| NEW YORK, July 10
NEW YORK, July 10 Darden Restaurants Inc
, the parent of Olive Garden and Red Lobster, won the
dismissal of a New York lawsuit accusing it of illegally adding
an automatic 18 percent tip to diners' bills and failing to list
beverage prices on its menus.
In a decision made public on Thursday, U.S. District Judge
Katherine Polk Failla in Manhattan rejected claims by plaintiff
Ted Dimond, who sought to represent diners in a class-action,
that Darden's practices violated state consumer protection laws.
Dimond claimed it was deceptive for Darden to refer to the
mandatory tip it imposed in some restaurants as a "gratuity,"
which he called a "voluntary act."
But the judge said Darden "conspicuously" showed the tip on
its menus before diners placed their orders, and that diners
were free to leave if they disapproved.
She also said New Yorkers often leave tips of 18 percent to
20 percent, undercutting the argument they might feel "tricked"
into having to fork over tips at the low end of that range.
While New York City has its own laws on menu surcharges,
private diners cannot use them as a basis to sue, Failla said.
The judge also said failing to list beer and soft drink
prices by itself caused no harm, and was not misleading because
reasonable customers could get those prices by asking.
Failla's 34-page decision is dated July 9.
Jeffrey Smith, a lawyer for Dimond, said he was disappointed
with the decision, and that his client would review his options.
The case is Dimond v. Darden Restaurants Inc et al, U.S.

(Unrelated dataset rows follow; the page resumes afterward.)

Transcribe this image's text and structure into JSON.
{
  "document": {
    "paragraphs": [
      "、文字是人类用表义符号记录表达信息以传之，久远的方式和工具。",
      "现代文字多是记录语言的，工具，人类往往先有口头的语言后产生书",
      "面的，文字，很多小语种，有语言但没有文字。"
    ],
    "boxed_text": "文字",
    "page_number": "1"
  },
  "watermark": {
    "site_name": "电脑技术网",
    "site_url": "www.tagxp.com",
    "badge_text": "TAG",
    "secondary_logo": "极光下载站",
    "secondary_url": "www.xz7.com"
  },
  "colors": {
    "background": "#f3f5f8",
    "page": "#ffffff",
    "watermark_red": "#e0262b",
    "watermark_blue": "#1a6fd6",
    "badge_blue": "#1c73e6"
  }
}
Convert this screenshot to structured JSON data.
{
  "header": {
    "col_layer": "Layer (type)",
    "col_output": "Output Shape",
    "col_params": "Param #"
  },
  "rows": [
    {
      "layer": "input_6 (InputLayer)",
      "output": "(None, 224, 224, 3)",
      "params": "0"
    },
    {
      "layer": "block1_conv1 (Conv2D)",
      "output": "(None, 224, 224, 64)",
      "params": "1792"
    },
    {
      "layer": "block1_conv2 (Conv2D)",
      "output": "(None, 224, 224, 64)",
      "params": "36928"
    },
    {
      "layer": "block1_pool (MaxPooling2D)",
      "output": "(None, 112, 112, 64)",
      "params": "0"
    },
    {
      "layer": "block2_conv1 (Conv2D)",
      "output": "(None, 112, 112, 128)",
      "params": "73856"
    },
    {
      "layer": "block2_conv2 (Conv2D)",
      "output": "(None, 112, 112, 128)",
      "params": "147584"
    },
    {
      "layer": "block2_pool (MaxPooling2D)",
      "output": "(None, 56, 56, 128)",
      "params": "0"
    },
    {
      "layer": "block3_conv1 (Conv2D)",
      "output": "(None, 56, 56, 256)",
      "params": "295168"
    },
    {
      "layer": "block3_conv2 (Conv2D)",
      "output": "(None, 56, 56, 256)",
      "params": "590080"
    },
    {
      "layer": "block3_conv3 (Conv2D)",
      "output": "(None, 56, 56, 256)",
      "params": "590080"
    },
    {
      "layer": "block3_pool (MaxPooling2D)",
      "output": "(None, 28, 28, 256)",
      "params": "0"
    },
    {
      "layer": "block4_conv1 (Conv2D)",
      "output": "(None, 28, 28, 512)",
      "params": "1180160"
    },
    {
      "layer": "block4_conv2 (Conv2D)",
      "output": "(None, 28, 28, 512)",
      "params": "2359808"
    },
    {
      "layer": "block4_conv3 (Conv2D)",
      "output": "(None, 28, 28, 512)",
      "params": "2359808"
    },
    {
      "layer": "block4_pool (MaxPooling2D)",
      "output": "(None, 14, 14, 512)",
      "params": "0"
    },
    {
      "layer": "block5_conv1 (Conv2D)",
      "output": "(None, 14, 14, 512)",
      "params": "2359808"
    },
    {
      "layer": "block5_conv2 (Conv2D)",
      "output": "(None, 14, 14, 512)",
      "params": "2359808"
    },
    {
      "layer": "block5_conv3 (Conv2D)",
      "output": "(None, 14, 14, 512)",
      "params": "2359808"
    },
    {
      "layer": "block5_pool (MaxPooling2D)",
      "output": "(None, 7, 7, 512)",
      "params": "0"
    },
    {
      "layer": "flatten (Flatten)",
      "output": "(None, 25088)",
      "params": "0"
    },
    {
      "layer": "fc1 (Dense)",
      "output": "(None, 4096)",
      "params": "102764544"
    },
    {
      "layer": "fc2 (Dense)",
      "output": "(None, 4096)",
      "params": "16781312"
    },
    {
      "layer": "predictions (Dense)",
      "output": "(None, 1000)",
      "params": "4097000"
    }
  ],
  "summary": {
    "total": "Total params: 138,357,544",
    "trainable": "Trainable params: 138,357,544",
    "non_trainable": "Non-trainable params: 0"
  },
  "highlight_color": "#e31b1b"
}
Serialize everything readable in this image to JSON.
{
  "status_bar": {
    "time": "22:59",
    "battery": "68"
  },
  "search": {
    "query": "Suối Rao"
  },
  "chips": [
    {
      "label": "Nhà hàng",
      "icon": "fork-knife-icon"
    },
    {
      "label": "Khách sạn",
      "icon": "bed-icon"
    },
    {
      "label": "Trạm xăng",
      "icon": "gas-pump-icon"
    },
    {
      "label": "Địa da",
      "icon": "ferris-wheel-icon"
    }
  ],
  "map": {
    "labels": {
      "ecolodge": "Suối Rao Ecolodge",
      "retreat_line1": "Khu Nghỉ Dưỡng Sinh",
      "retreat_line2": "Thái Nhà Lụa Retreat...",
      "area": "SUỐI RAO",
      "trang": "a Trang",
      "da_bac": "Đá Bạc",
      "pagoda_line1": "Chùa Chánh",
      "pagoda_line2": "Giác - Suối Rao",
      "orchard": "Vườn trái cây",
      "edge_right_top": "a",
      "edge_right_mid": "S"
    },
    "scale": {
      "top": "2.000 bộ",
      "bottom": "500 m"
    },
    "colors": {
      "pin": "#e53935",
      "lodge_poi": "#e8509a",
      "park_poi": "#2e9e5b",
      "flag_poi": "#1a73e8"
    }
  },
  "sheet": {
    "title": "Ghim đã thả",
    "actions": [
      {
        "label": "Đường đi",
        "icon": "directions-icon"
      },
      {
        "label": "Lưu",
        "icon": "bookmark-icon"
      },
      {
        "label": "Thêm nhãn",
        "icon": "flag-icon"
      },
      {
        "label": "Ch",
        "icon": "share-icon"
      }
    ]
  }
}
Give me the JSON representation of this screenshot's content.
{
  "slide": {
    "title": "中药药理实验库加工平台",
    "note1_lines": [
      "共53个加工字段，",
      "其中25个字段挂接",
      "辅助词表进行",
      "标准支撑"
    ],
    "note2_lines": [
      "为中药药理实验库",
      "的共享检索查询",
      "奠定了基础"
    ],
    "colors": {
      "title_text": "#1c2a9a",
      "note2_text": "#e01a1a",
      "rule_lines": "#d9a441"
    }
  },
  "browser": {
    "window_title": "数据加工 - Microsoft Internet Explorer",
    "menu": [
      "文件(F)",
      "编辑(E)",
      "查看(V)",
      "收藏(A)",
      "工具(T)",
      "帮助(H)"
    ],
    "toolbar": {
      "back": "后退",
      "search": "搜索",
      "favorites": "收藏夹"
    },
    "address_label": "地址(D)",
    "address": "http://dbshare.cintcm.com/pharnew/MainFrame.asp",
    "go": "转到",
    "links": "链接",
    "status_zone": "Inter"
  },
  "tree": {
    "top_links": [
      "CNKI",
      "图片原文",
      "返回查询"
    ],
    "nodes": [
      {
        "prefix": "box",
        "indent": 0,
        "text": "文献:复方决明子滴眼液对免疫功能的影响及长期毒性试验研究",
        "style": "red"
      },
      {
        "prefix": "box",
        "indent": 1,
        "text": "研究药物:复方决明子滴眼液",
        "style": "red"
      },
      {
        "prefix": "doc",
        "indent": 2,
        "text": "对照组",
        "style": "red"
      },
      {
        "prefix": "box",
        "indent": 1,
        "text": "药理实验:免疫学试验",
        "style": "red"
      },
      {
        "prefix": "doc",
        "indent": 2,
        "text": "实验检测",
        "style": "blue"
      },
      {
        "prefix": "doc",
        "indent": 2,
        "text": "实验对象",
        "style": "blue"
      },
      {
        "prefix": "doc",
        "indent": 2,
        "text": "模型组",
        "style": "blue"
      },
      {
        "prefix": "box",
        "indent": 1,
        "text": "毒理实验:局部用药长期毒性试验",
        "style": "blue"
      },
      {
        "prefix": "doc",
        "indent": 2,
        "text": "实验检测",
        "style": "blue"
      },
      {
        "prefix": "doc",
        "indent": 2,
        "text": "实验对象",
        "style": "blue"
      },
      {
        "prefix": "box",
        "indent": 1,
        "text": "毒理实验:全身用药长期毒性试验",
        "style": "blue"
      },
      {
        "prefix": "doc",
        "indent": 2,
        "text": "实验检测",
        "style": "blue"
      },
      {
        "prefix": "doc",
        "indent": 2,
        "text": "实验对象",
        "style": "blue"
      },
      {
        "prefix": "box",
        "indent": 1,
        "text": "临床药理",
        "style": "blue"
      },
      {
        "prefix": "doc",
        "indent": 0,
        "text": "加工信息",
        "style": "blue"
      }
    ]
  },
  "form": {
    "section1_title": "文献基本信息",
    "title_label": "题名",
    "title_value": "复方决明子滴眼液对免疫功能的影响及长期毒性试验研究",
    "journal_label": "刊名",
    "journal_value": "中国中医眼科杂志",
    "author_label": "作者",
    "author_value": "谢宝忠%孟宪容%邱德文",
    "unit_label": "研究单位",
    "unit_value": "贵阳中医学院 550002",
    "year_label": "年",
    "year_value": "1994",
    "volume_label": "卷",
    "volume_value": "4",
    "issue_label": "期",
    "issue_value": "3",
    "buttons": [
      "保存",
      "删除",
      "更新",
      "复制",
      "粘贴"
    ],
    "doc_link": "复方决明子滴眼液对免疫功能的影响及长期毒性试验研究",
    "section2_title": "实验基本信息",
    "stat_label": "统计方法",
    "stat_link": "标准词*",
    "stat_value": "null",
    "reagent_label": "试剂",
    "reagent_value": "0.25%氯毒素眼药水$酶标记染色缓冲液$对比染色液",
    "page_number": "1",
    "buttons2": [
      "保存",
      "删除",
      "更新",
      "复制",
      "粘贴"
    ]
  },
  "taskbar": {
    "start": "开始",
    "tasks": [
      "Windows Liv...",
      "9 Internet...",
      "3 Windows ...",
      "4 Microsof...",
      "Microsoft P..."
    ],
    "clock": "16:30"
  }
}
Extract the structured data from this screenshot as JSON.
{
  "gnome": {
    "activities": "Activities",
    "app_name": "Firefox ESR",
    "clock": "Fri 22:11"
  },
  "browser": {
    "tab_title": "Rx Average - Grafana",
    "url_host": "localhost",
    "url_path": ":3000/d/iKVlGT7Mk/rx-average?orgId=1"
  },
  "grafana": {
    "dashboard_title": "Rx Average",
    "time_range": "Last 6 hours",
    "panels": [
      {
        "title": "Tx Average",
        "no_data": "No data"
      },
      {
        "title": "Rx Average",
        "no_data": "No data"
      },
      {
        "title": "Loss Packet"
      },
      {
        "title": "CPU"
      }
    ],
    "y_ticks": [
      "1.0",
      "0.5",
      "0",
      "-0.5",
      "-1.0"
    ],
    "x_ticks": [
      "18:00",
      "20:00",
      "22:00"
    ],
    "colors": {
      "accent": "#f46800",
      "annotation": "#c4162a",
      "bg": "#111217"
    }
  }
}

District Court, Southern District of New York, No. 13-05244.
(Reporting by Jonathan Stempel in New York; Editing by Lisa